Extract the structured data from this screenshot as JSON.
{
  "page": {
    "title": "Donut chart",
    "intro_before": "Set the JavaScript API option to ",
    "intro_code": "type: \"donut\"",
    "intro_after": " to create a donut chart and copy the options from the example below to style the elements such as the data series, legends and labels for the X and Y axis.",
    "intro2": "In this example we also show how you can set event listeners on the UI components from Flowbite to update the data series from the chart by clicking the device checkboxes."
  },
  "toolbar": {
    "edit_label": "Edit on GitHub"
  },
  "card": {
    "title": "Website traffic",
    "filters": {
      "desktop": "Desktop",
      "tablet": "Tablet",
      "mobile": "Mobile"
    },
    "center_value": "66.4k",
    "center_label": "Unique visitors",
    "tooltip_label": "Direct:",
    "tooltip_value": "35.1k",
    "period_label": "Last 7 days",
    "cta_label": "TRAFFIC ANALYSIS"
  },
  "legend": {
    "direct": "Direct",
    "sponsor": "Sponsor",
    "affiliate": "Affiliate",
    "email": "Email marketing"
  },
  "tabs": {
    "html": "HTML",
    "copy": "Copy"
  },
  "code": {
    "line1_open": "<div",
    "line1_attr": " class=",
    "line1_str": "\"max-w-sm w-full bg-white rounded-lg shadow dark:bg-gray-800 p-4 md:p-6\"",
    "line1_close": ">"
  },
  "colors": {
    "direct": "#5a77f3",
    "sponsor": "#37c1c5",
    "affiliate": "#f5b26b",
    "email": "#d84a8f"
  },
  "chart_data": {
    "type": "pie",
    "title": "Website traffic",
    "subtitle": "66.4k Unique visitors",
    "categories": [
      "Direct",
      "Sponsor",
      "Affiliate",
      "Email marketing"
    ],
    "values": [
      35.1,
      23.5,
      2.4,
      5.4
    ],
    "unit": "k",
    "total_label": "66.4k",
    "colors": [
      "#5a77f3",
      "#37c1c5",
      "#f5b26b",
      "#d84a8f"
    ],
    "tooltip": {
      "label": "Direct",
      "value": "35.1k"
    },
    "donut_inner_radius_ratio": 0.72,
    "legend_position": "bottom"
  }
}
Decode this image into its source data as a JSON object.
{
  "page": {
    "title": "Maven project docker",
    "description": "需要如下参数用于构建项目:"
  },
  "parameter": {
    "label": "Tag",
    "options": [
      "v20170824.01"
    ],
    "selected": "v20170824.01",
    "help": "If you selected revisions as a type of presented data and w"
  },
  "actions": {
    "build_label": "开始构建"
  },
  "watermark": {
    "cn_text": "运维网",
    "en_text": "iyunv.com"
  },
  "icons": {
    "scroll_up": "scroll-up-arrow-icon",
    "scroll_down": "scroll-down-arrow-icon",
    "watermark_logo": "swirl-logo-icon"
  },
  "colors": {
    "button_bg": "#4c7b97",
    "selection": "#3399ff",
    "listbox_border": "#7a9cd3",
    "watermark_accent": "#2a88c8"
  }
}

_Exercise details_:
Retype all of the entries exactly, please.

_Task response_:
Extract the structured data from this screenshot as JSON.
{
  "page": {
    "title": "Donut chart",
    "intro_before": "Set the JavaScript API option to ",
    "intro_code": "type: \"donut\"",
    "intro_after": " to create a donut chart and copy the options from the example below to style the elements such as the data series, legends and labels for the X and Y axis.",
    "intro2": "In this example we also show how you can set event listeners on the UI components from Flowbite to update the data series from the chart by clicking the device checkboxes."
  },
  "toolbar": {
    "edit_label": "Edit on GitHub"
  },
  "card": {
    "title": "Website traffic",
    "filters": {
      "desktop": "Desktop",
      "tablet": "Tablet",
      "mobile": "Mobile"
    },
    "center_value": "66.4k",
    "center_label": "Unique visitors",
    "tooltip_label": "Direct:",
    "tooltip_value": "35.1k",
    "period_label": "Last 7 days",
    "cta_label": "TRAFFIC ANALYSIS"
  },
  "legend": {
    "direct": "Direct",
    "sponsor": "Sponsor",
    "affiliate": "Affiliate",
    "email": "Email marketing"
  },
  "tabs": {
    "html": "HTML",
    "copy": "Copy"
  },
  "code": {
    "line1_open": "<div",
    "line1_attr": " class=",
    "line1_str": "\"max-w-sm w-full bg-white rounded-lg shadow dark:bg-gray-800 p-4 md:p-6\"",
    "line1_close": ">"
  },
  "colors": {
    "direct": "#5a77f3",
    "sponsor": "#37c1c5",
    "affiliate": "#f5b26b",
    "email": "#d84a8f"
  },
  "chart_data": {
    "type": "pie",
    "title": "Website traffic",
    "subtitle": "66.4k Unique visitors",
    "categories": [
      "Direct",
      "Sponsor",
      "Affiliate",
      "Email marketing"
    ],
    "values": [
      35.1,
      23.5,
      2.4,
      5.4
    ],
    "unit": "k",
    "total_label": "66.4k",
    "colors": [
      "#5a77f3",
      "#37c1c5",
      "#f5b26b",
      "#d84a8f"
    ],
    "tooltip": {
      "label": "Direct",
      "value": "35.1k"
    },
    "donut_inner_radius_ratio": 0.72,
    "legend_position": "bottom"
  }
}
Decode this image into its source data as a JSON object.
{
  "page": {
    "title": "Maven project docker",
    "description": "需要如下参数用于构建项目:"
  },
  "parameter": {
    "label": "Tag",
    "options": [
      "v20170824.01"
    ],
    "selected": "v20170824.01",
    "help": "If you selected revisions as a type of presented data and w"
  },
  "actions": {
    "build_label": "开始构建"
  },
  "watermark": {
    "cn_text": "运维网",
    "en_text": "iyunv.com"
  },
  "icons": {
    "scroll_up": "scroll-up-arrow-icon",
    "scroll_down": "scroll-down-arrow-icon",
    "watermark_logo": "swirl-logo-icon"
  },
  "colors": {
    "button_bg": "#4c7b97",
    "selection": "#3399ff",
    "listbox_border": "#7a9cd3",
    "watermark_accent": "#2a88c8"
  }
}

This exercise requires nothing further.